Page and application data records
####################
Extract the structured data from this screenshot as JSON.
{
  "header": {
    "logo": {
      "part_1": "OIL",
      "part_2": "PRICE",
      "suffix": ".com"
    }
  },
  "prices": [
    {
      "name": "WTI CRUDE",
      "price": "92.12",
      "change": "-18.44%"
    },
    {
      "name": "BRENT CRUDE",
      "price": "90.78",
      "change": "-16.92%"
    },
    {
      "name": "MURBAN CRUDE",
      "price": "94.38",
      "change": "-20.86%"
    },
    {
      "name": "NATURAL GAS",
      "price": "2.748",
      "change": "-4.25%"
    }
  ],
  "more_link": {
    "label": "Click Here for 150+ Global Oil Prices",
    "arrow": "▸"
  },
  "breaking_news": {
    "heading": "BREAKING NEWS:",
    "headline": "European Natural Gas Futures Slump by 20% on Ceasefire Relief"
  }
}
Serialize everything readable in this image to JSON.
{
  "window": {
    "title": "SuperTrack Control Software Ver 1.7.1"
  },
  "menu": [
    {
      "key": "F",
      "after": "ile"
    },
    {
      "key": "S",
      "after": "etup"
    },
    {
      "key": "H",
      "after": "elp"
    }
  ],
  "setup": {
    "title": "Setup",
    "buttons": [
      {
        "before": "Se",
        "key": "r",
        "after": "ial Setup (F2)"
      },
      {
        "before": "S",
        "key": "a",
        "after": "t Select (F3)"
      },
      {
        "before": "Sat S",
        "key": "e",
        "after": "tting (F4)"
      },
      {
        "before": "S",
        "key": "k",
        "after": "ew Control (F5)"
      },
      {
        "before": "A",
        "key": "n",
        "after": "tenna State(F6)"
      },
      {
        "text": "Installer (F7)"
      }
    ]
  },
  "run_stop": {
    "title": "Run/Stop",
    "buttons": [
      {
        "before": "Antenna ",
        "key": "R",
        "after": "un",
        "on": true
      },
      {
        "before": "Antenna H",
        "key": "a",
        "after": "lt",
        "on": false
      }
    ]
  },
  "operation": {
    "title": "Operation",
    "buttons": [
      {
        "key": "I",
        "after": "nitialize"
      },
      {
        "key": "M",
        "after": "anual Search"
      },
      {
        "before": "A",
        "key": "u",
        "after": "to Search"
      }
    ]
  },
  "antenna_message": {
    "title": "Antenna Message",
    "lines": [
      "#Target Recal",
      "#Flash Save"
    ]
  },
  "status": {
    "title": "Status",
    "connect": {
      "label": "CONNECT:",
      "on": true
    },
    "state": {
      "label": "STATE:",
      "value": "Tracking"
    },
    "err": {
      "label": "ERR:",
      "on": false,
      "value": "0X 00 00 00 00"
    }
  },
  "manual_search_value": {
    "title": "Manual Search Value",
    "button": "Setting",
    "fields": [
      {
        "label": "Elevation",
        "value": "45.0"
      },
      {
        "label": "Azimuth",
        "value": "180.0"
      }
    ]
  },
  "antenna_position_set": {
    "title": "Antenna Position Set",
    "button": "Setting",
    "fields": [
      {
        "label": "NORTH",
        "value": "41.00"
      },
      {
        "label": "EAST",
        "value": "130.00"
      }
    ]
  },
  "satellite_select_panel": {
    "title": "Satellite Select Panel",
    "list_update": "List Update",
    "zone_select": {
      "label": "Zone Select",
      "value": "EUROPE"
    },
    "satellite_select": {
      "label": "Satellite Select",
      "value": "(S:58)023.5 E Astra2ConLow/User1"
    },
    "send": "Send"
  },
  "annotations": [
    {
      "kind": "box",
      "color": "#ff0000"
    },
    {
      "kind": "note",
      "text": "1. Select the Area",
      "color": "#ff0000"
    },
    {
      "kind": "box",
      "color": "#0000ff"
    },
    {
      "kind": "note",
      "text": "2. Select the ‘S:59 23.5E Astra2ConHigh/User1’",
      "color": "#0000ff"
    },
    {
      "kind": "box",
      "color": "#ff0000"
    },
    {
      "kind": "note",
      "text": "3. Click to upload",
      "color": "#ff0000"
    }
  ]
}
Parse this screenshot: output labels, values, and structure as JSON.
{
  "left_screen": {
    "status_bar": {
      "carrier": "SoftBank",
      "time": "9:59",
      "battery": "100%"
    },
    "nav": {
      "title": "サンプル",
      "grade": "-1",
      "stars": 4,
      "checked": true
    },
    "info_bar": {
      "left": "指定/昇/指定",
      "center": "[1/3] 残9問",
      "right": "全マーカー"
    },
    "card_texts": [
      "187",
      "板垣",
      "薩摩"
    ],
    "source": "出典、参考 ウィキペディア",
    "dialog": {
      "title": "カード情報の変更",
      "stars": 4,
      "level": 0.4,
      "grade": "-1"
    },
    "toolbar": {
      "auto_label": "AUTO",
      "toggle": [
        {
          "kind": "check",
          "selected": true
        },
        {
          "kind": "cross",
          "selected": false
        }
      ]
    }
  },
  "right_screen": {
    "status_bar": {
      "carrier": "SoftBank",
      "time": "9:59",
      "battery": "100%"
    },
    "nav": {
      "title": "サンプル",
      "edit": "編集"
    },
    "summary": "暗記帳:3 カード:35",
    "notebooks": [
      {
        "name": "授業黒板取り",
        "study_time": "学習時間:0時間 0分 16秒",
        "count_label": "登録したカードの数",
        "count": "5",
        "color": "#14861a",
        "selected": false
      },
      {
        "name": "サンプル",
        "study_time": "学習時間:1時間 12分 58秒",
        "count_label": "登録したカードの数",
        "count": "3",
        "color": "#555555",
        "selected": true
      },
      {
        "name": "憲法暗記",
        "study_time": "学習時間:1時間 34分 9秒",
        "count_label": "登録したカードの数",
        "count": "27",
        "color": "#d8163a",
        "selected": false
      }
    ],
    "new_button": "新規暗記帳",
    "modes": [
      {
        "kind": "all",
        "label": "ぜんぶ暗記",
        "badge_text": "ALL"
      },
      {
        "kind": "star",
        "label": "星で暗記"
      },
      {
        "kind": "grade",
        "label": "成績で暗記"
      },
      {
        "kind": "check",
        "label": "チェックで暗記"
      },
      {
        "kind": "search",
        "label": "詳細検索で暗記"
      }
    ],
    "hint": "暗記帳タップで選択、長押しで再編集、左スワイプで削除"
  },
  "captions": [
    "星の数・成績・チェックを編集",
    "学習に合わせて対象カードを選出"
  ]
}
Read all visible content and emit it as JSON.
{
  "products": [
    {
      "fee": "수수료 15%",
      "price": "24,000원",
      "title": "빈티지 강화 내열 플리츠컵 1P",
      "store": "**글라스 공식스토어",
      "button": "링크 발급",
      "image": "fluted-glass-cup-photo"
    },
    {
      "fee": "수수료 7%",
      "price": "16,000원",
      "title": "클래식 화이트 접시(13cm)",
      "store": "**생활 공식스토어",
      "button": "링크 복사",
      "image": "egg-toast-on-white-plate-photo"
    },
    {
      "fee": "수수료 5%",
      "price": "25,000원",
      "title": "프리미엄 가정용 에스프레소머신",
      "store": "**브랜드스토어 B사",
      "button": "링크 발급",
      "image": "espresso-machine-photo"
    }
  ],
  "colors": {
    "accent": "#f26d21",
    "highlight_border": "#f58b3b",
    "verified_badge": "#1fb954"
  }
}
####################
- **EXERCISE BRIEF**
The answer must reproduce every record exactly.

- **EXERCISE SOLUTION**
Extract the structured data from this screenshot as JSON.
{
  "header": {
    "logo": {
      "part_1": "OIL",
      "part_2": "PRICE",
      "suffix": ".com"
    }
  },
  "prices": [
    {
      "name": "WTI CRUDE",
      "price": "92.12",
      "change": "-18.44%"
    },
    {
      "name": "BRENT CRUDE",
      "price": "90.78",
      "change": "-16.92%"
    },
    {
      "name": "MURBAN CRUDE",
      "price": "94.38",
      "change": "-20.86%"
    },
    {
      "name": "NATURAL GAS",
      "price": "2.748",
      "change": "-4.25%"
    }
  ],
  "more_link": {
    "label": "Click Here for 150+ Global Oil Prices",
    "arrow": "▸"
  },
  "breaking_news": {
    "heading": "BREAKING NEWS:",
    "headline": "European Natural Gas Futures Slump by 20% on Ceasefire Relief"
  }
}
Serialize everything readable in this image to JSON.
{
  "window": {
    "title": "SuperTrack Control Software Ver 1.7.1"
  },
  "menu": [
    {
      "key": "F",
      "after": "ile"
    },
    {
      "key": "S",
      "after": "etup"
    },
    {
      "key": "H",
      "after": "elp"
    }
  ],
  "setup": {
    "title": "Setup",
    "buttons": [
      {
        "before": "Se",
        "key": "r",
        "after": "ial Setup (F2)"
      },
      {
        "before": "S",
        "key": "a",
        "after": "t Select (F3)"
      },
      {
        "before": "Sat S",
        "key": "e",
        "after": "tting (F4)"
      },
      {
        "before": "S",
        "key": "k",
        "after": "ew Control (F5)"
      },
      {
        "before": "A",
        "key": "n",
        "after": "tenna State(F6)"
      },
      {
        "text": "Installer (F7)"
      }
    ]
  },
  "run_stop": {
    "title": "Run/Stop",
    "buttons": [
      {
        "before": "Antenna ",
        "key": "R",
        "after": "un",
        "on": true
      },
      {
        "before": "Antenna H",
        "key": "a",
        "after": "lt",
        "on": false
      }
    ]
  },
  "operation": {
    "title": "Operation",
    "buttons": [
      {
        "key": "I",
        "after": "nitialize"
      },
      {
        "key": "M",
        "after": "anual Search"
      },
      {
        "before": "A",
        "key": "u",
        "after": "to Search"
      }
    ]
  },
  "antenna_message": {
    "title": "Antenna Message",
    "lines": [
      "#Target Recal",
      "#Flash Save"
    ]
  },
  "status": {
    "title": "Status",
    "connect": {
      "label": "CONNECT:",
      "on": true
    },
    "state": {
      "label": "STATE:",
      "value": "Tracking"
    },
    "err": {
      "label": "ERR:",
      "on": false,
      "value": "0X 00 00 00 00"
    }
  },
  "manual_search_value": {
    "title": "Manual Search Value",
    "button": "Setting",
    "fields": [
      {
        "label": "Elevation",
        "value": "45.0"
      },
      {
        "label": "Azimuth",
        "value": "180.0"
      }
    ]
  },
  "antenna_position_set": {
    "title": "Antenna Position Set",
    "button": "Setting",
    "fields": [
      {
        "label": "NORTH",
        "value": "41.00"
      },
      {
        "label": "EAST",
        "value": "130.00"
      }
    ]
  },
  "satellite_select_panel": {
    "title": "Satellite Select Panel",
    "list_update": "List Update",
    "zone_select": {
      "label": "Zone Select",
      "value": "EUROPE"
    },
    "satellite_select": {
      "label": "Satellite Select",
      "value": "(S:58)023.5 E Astra2ConLow/User1"
    },
    "send": "Send"
  },
  "annotations": [
    {
      "kind": "box",
      "color": "#ff0000"
    },
    {
      "kind": "note",
      "text": "1. Select the Area",
      "color": "#ff0000"
    },
    {
      "kind": "box",
      "color": "#0000ff"
    },
    {
      "kind": "note",
      "text": "2. Select the ‘S:59 23.5E Astra2ConHigh/User1’",
      "color": "#0000ff"
    },
    {
      "kind": "box",
      "color": "#ff0000"
    },
    {
      "kind": "note",
      "text": "3. Click to upload",
      "color": "#ff0000"
    }
  ]
}
Parse this screenshot: output labels, values, and structure as JSON.
{
  "left_screen": {
    "status_bar": {
      "carrier": "SoftBank",
      "time": "9:59",
      "battery": "100%"
    },
    "nav": {
      "title": "サンプル",
      "grade": "-1",
      "stars": 4,
      "checked": true
    },
    "info_bar": {
      "left": "指定/昇/指定",
      "center": "[1/3] 残9問",
      "right": "全マーカー"
    },
    "card_texts": [
      "187",
      "板垣",
      "薩摩"
    ],
    "source": "出典、参考 ウィキペディア",
    "dialog": {
      "title": "カード情報の変更",
      "stars": 4,
      "level": 0.4,
      "grade": "-1"
    },
    "toolbar": {
      "auto_label": "AUTO",
      "toggle": [
        {
          "kind": "check",
          "selected": true
        },
        {
          "kind": "cross",
          "selected": false
        }
      ]
    }
  },
  "right_screen": {
    "status_bar": {
      "carrier": "SoftBank",
      "time": "9:59",
      "battery": "100%"
    },
    "nav": {
      "title": "サンプル",
      "edit": "編集"
    },
    "summary": "暗記帳:3 カード:35",
    "notebooks": [
      {
        "name": "授業黒板取り",
        "study_time": "学習時間:0時間 0分 16秒",
        "count_label": "登録したカードの数",
        "count": "5",
        "color": "#14861a",
        "selected": false
      },
      {
        "name": "サンプル",
        "study_time": "学習時間:1時間 12分 58秒",
        "count_label": "登録したカードの数",
        "count": "3",
        "color": "#555555",
        "selected": true
      },
      {
        "name": "憲法暗記",
        "study_time": "学習時間:1時間 34分 9秒",
        "count_label": "登録したカードの数",
        "count": "27",
        "color": "#d8163a",
        "selected": false
      }
    ],
    "new_button": "新規暗記帳",
    "modes": [
      {
        "kind": "all",
        "label": "ぜんぶ暗記",
        "badge_text": "ALL"
      },
      {
        "kind": "star",
        "label": "星で暗記"
      },
      {
        "kind": "grade",
        "label": "成績で暗記"
      },
      {
        "kind": "check",
        "label": "チェックで暗記"
      },
      {
        "kind": "search",
        "label": "詳細検索で暗記"
      }
    ],
    "hint": "暗記帳タップで選択、長押しで再編集、左スワイプで削除"
  },
  "captions": [
    "星の数・成績・チェックを編集",
    "学習に合わせて対象カードを選出"
  ]
}
Read all visible content and emit it as JSON.
{
  "products": [
    {
      "fee": "수수료 15%",
      "price": "24,000원",
      "title": "빈티지 강화 내열 플리츠컵 1P",
      "store": "**글라스 공식스토어",
      "button": "링크 발급",
      "image": "fluted-glass-cup-photo"
    },
    {
      "fee": "수수료 7%",
      "price": "16,000원",
      "title": "클래식 화이트 접시(13cm)",
      "store": "**생활 공식스토어",
      "button": "링크 복사",
      "image": "egg-toast-on-white-plate-photo"
    },
    {
      "fee": "수수료 5%",
      "price": "25,000원",
      "title": "프리미엄 가정용 에스프레소머신",
      "store": "**브랜드스토어 B사",
      "button": "링크 발급",
      "image": "espresso-machine-photo"
    }
  ],
  "colors": {
    "accent": "#f26d21",
    "highlight_border": "#f58b3b",
    "verified_badge": "#1fb954"
  }
}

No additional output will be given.